▸ EXERCISE AIM: Once every line below with "computer" has been counted, state the total and nothing else.

▸ INPUT DATA:
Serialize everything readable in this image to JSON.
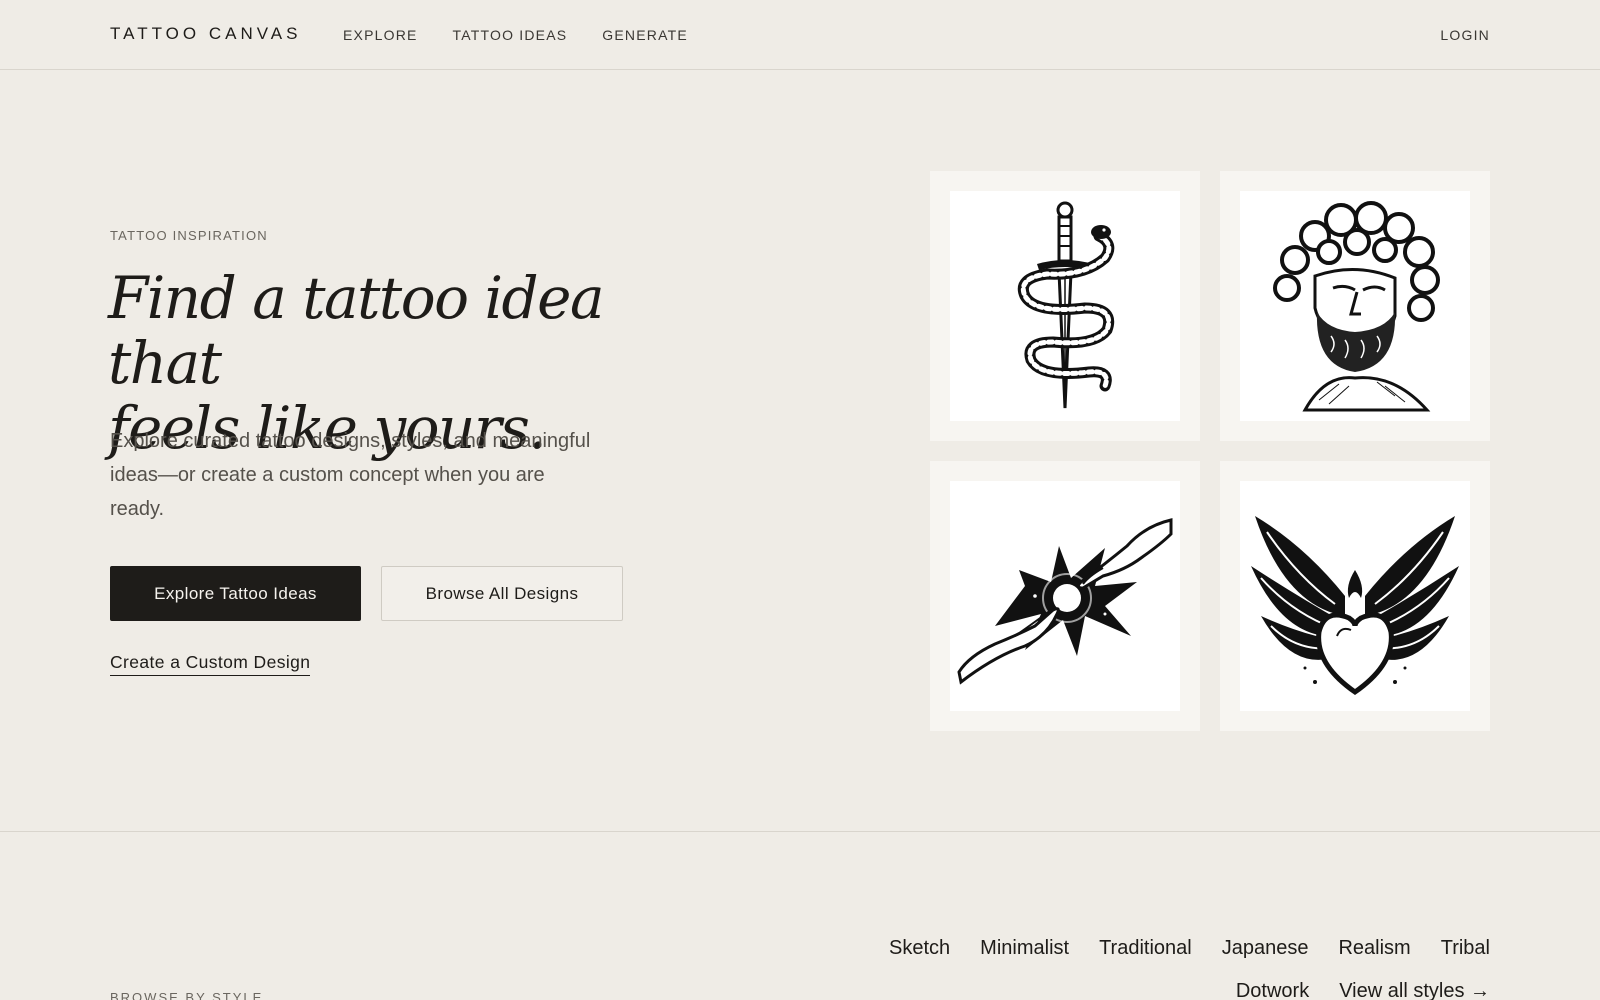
{
  "header": {
    "logo": "TATTOO CANVAS",
    "nav": [
      "EXPLORE",
      "TATTOO IDEAS",
      "GENERATE"
    ],
    "login": "LOGIN"
  },
  "hero": {
    "eyebrow": "TATTOO INSPIRATION",
    "headline_line1": "Find a tattoo idea that",
    "headline_line2": "feels like yours.",
    "lead": "Explore curated tattoo designs, styles, and meaningful ideas—or create a custom concept when you are ready.",
    "primary_button": "Explore Tattoo Ideas",
    "secondary_button": "Browse All Designs",
    "custom_link": "Create a Custom Design"
  },
  "gallery": {
    "tiles": [
      {
        "icon": "snake-dagger-icon"
      },
      {
        "icon": "greek-statue-head-icon"
      },
      {
        "icon": "reaching-hands-icon"
      },
      {
        "icon": "winged-heart-icon"
      }
    ]
  },
  "browse": {
    "label": "BROWSE BY STYLE",
    "styles_row1": [
      "Sketch",
      "Minimalist",
      "Traditional",
      "Japanese",
      "Realism",
      "Tribal"
    ],
    "styles_row2": [
      "Dotwork",
      "View all styles →"
    ]
  },
  "colors": {
    "background": "#efece6",
    "ink": "#1e1c19",
    "muted": "#6a665f",
    "divider": "#d9d5cd"
  }
}
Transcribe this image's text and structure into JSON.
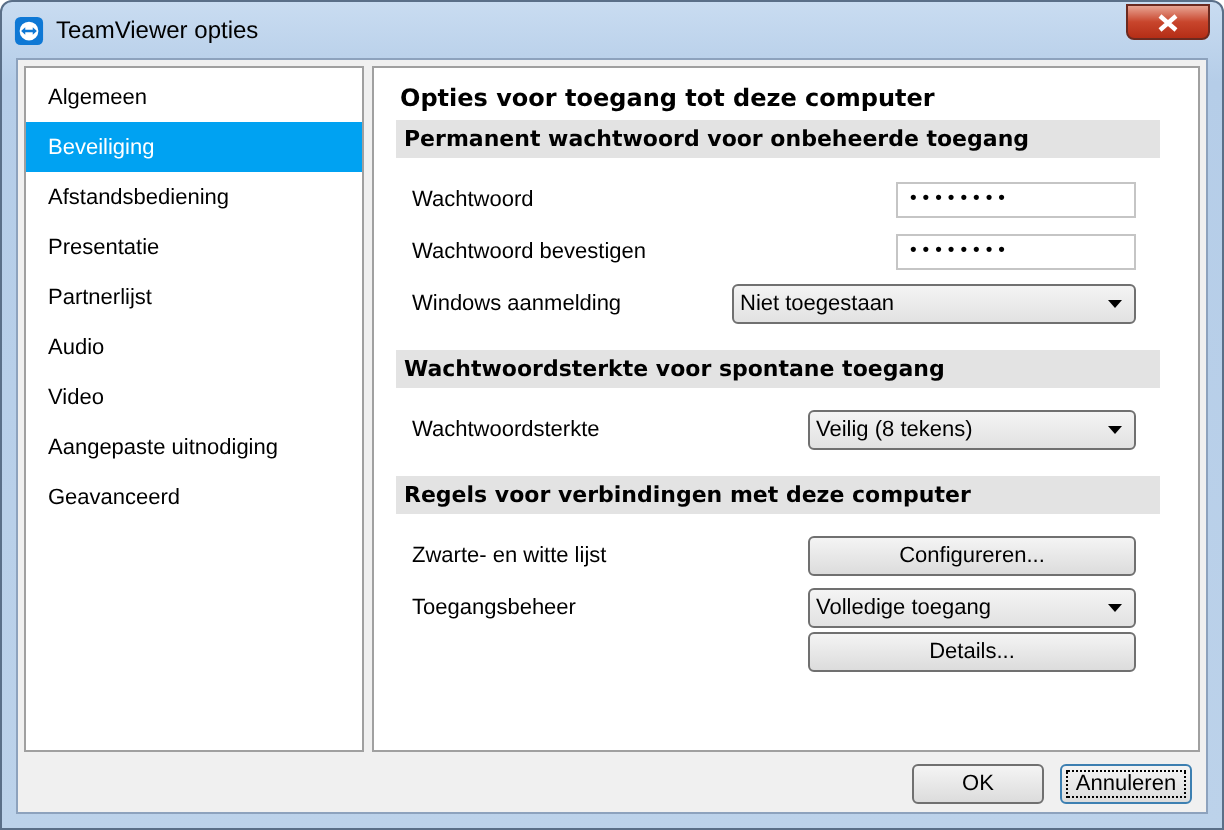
{
  "window": {
    "title": "TeamViewer opties"
  },
  "sidebar": {
    "items": [
      {
        "label": "Algemeen",
        "selected": false
      },
      {
        "label": "Beveiliging",
        "selected": true
      },
      {
        "label": "Afstandsbediening",
        "selected": false
      },
      {
        "label": "Presentatie",
        "selected": false
      },
      {
        "label": "Partnerlijst",
        "selected": false
      },
      {
        "label": "Audio",
        "selected": false
      },
      {
        "label": "Video",
        "selected": false
      },
      {
        "label": "Aangepaste uitnodiging",
        "selected": false
      },
      {
        "label": "Geavanceerd",
        "selected": false
      }
    ]
  },
  "panel": {
    "title": "Opties voor toegang tot deze computer",
    "sections": [
      {
        "heading": "Permanent wachtwoord voor onbeheerde toegang",
        "rows": [
          {
            "kind": "password",
            "label": "Wachtwoord",
            "value": "••••••••"
          },
          {
            "kind": "password",
            "label": "Wachtwoord bevestigen",
            "value": "••••••••"
          },
          {
            "kind": "select",
            "label": "Windows aanmelding",
            "value": "Niet toegestaan"
          }
        ]
      },
      {
        "heading": "Wachtwoordsterkte voor spontane toegang",
        "rows": [
          {
            "kind": "select",
            "label": "Wachtwoordsterkte",
            "value": "Veilig (8 tekens)"
          }
        ]
      },
      {
        "heading": "Regels voor verbindingen met deze computer",
        "rows": [
          {
            "kind": "button",
            "label": "Zwarte- en witte lijst",
            "value": "Configureren..."
          },
          {
            "kind": "select",
            "label": "Toegangsbeheer",
            "value": "Volledige toegang"
          },
          {
            "kind": "button",
            "value": "Details..."
          }
        ]
      }
    ]
  },
  "buttons": [
    {
      "label": "OK",
      "focused": false
    },
    {
      "label": "Annuleren",
      "focused": true
    }
  ]
}
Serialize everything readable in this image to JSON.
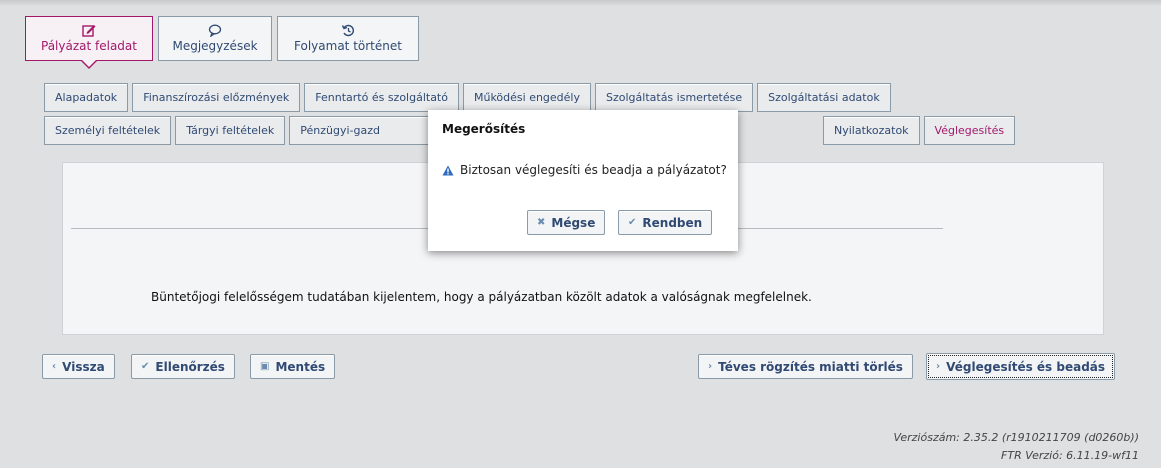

▸ REPLY TO THE EXERCISE: 2